----- THE DATA
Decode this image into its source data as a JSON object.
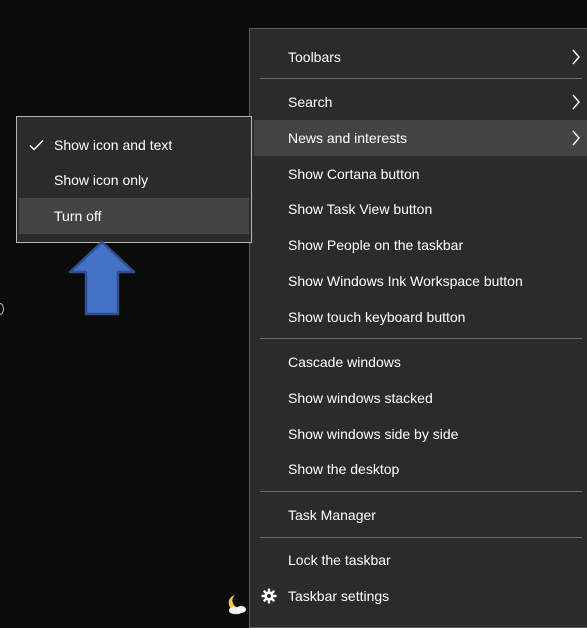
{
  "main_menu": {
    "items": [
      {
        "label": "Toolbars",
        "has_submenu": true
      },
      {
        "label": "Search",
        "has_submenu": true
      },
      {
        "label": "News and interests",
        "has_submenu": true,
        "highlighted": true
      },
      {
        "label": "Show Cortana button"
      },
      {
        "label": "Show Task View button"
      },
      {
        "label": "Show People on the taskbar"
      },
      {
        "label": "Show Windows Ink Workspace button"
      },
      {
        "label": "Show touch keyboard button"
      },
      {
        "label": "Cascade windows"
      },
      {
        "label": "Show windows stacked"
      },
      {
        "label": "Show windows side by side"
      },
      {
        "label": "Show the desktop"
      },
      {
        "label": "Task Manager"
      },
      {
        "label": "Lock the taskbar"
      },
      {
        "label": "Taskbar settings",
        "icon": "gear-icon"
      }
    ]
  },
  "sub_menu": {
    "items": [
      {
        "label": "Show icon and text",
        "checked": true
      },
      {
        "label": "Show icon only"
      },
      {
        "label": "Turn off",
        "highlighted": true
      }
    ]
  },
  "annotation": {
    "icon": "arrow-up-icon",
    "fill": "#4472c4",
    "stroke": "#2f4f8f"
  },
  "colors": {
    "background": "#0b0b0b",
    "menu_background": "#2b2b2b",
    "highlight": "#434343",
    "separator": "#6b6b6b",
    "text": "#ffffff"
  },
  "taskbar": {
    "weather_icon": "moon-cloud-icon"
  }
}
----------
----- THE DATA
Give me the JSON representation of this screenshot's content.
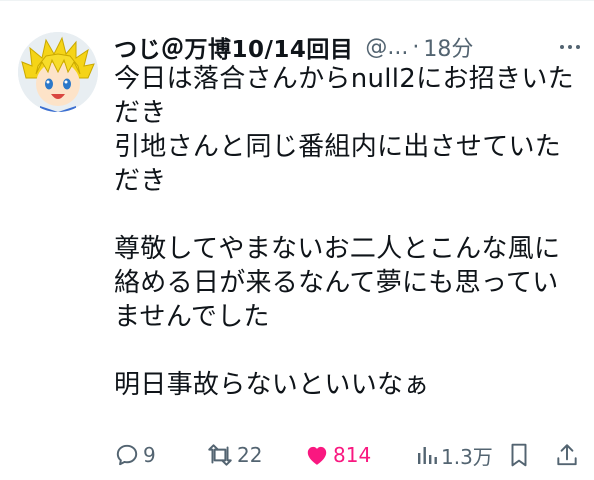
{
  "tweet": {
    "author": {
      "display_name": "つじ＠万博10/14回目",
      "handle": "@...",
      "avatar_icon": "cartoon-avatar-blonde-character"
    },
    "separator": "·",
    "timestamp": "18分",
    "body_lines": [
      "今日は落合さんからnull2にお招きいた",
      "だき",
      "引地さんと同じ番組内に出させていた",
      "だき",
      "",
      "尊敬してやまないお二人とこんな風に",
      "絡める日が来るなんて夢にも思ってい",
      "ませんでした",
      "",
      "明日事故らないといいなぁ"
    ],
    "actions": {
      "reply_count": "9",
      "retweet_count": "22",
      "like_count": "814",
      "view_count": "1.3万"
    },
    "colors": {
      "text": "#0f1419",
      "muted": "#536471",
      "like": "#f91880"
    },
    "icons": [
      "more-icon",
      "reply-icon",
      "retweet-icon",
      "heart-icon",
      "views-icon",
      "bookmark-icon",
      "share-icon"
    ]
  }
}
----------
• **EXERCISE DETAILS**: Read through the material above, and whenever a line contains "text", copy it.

• **RESULT OF THIS EXERCISE**:
        "label": "Show icon and text",
    "text": "#ffffff"
      "text": "#0f1419",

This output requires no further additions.